Problem requirements — This exercise calls for the records to be repeated in full, exactly as written.

Extracted material —
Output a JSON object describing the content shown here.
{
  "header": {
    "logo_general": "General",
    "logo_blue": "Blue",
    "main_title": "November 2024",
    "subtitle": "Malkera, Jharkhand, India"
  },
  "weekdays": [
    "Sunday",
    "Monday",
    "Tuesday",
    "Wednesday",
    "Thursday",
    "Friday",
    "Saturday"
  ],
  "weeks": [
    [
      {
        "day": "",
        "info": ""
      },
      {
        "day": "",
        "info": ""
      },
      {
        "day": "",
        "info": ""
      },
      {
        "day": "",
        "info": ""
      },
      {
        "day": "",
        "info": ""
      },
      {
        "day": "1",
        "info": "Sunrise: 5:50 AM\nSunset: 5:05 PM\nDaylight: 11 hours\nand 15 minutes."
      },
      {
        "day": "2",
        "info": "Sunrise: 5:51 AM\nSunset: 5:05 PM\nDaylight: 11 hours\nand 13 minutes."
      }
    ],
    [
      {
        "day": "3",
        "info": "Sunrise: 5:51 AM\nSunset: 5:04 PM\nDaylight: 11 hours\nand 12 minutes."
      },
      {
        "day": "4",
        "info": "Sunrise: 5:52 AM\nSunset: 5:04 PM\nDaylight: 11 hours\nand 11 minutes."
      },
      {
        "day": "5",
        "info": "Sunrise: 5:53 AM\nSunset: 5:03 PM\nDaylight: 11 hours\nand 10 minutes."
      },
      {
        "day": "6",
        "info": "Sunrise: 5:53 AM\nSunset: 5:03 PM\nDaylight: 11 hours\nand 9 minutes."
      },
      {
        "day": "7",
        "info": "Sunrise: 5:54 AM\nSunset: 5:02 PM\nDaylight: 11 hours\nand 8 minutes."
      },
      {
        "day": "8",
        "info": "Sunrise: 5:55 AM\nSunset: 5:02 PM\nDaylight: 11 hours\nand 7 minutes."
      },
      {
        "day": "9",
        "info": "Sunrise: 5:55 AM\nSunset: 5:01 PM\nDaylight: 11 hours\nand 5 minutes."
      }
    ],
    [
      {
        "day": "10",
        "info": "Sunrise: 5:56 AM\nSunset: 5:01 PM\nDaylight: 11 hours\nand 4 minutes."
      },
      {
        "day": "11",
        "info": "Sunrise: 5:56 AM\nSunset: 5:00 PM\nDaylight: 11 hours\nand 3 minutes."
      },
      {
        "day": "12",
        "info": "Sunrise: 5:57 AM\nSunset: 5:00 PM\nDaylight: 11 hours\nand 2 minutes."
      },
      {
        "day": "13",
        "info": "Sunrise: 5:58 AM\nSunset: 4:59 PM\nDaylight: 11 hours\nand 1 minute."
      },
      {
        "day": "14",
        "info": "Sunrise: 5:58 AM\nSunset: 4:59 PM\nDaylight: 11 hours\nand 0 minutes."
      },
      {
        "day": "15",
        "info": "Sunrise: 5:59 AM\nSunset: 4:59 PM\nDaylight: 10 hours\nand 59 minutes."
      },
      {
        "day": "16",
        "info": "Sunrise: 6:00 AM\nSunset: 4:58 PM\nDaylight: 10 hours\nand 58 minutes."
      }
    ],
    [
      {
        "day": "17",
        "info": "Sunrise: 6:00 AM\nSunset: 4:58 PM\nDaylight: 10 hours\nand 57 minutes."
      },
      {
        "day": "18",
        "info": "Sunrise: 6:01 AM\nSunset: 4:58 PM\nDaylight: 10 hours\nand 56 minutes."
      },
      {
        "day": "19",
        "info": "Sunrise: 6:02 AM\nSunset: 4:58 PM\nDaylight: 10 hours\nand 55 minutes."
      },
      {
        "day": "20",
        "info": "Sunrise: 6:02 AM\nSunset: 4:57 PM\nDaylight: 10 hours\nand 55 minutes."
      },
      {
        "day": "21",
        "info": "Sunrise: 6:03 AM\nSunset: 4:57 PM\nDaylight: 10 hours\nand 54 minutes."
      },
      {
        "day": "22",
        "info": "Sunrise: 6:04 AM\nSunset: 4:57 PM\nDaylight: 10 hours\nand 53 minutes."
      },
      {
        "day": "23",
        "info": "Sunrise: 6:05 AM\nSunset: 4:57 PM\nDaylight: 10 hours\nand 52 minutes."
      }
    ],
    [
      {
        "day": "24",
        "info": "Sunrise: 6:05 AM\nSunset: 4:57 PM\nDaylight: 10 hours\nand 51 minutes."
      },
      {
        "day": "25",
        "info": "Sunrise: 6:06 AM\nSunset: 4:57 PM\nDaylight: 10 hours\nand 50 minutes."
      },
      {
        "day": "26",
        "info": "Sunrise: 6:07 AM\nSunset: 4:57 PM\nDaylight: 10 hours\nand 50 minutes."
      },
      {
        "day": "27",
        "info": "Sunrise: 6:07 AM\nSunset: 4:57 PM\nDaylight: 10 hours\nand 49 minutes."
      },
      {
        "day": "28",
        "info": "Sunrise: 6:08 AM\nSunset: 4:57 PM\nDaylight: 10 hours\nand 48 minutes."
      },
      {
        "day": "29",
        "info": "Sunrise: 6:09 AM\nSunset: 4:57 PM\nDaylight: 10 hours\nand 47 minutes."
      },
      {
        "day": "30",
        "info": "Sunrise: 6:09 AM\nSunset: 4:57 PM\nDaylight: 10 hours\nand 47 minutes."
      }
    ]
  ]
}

Response area —
Output a JSON object describing the content shown here.
{
  "header": {
    "logo_general": "General",
    "logo_blue": "Blue",
    "main_title": "November 2024",
    "subtitle": "Malkera, Jharkhand, India"
  },
  "weekdays": [
    "Sunday",
    "Monday",
    "Tuesday",
    "Wednesday",
    "Thursday",
    "Friday",
    "Saturday"
  ],
  "weeks": [
    [
      {
        "day": "",
        "info": ""
      },
      {
        "day": "",
        "info": ""
      },
      {
        "day": "",
        "info": ""
      },
      {
        "day": "",
        "info": ""
      },
      {
        "day": "",
        "info": ""
      },
      {
        "day": "1",
        "info": "Sunrise: 5:50 AM\nSunset: 5:05 PM\nDaylight: 11 hours\nand 15 minutes."
      },
      {
        "day": "2",
        "info": "Sunrise: 5:51 AM\nSunset: 5:05 PM\nDaylight: 11 hours\nand 13 minutes."
      }
    ],
    [
      {
        "day": "3",
        "info": "Sunrise: 5:51 AM\nSunset: 5:04 PM\nDaylight: 11 hours\nand 12 minutes."
      },
      {
        "day": "4",
        "info": "Sunrise: 5:52 AM\nSunset: 5:04 PM\nDaylight: 11 hours\nand 11 minutes."
      },
      {
        "day": "5",
        "info": "Sunrise: 5:53 AM\nSunset: 5:03 PM\nDaylight: 11 hours\nand 10 minutes."
      },
      {
        "day": "6",
        "info": "Sunrise: 5:53 AM\nSunset: 5:03 PM\nDaylight: 11 hours\nand 9 minutes."
      },
      {
        "day": "7",
        "info": "Sunrise: 5:54 AM\nSunset: 5:02 PM\nDaylight: 11 hours\nand 8 minutes."
      },
      {
        "day": "8",
        "info": "Sunrise: 5:55 AM\nSunset: 5:02 PM\nDaylight: 11 hours\nand 7 minutes."
      },
      {
        "day": "9",
        "info": "Sunrise: 5:55 AM\nSunset: 5:01 PM\nDaylight: 11 hours\nand 5 minutes."
      }
    ],
    [
      {
        "day": "10",
        "info": "Sunrise: 5:56 AM\nSunset: 5:01 PM\nDaylight: 11 hours\nand 4 minutes."
      },
      {
        "day": "11",
        "info": "Sunrise: 5:56 AM\nSunset: 5:00 PM\nDaylight: 11 hours\nand 3 minutes."
      },
      {
        "day": "12",
        "info": "Sunrise: 5:57 AM\nSunset: 5:00 PM\nDaylight: 11 hours\nand 2 minutes."
      },
      {
        "day": "13",
        "info": "Sunrise: 5:58 AM\nSunset: 4:59 PM\nDaylight: 11 hours\nand 1 minute."
      },
      {
        "day": "14",
        "info": "Sunrise: 5:58 AM\nSunset: 4:59 PM\nDaylight: 11 hours\nand 0 minutes."
      },
      {
        "day": "15",
        "info": "Sunrise: 5:59 AM\nSunset: 4:59 PM\nDaylight: 10 hours\nand 59 minutes."
      },
      {
        "day": "16",
        "info": "Sunrise: 6:00 AM\nSunset: 4:58 PM\nDaylight: 10 hours\nand 58 minutes."
      }
    ],
    [
      {
        "day": "17",
        "info": "Sunrise: 6:00 AM\nSunset: 4:58 PM\nDaylight: 10 hours\nand 57 minutes."
      },
      {
        "day": "18",
        "info": "Sunrise: 6:01 AM\nSunset: 4:58 PM\nDaylight: 10 hours\nand 56 minutes."
      },
      {
        "day": "19",
        "info": "Sunrise: 6:02 AM\nSunset: 4:58 PM\nDaylight: 10 hours\nand 55 minutes."
      },
      {
        "day": "20",
        "info": "Sunrise: 6:02 AM\nSunset: 4:57 PM\nDaylight: 10 hours\nand 55 minutes."
      },
      {
        "day": "21",
        "info": "Sunrise: 6:03 AM\nSunset: 4:57 PM\nDaylight: 10 hours\nand 54 minutes."
      },
      {
        "day": "22",
        "info": "Sunrise: 6:04 AM\nSunset: 4:57 PM\nDaylight: 10 hours\nand 53 minutes."
      },
      {
        "day": "23",
        "info": "Sunrise: 6:05 AM\nSunset: 4:57 PM\nDaylight: 10 hours\nand 52 minutes."
      }
    ],
    [
      {
        "day": "24",
        "info": "Sunrise: 6:05 AM\nSunset: 4:57 PM\nDaylight: 10 hours\nand 51 minutes."
      },
      {
        "day": "25",
        "info": "Sunrise: 6:06 AM\nSunset: 4:57 PM\nDaylight: 10 hours\nand 50 minutes."
      },
      {
        "day": "26",
        "info": "Sunrise: 6:07 AM\nSunset: 4:57 PM\nDaylight: 10 hours\nand 50 minutes."
      },
      {
        "day": "27",
        "info": "Sunrise: 6:07 AM\nSunset: 4:57 PM\nDaylight: 10 hours\nand 49 minutes."
      },
      {
        "day": "28",
        "info": "Sunrise: 6:08 AM\nSunset: 4:57 PM\nDaylight: 10 hours\nand 48 minutes."
      },
      {
        "day": "29",
        "info": "Sunrise: 6:09 AM\nSunset: 4:57 PM\nDaylight: 10 hours\nand 47 minutes."
      },
      {
        "day": "30",
        "info": "Sunrise: 6:09 AM\nSunset: 4:57 PM\nDaylight: 10 hours\nand 47 minutes."
      }
    ]
  ]
}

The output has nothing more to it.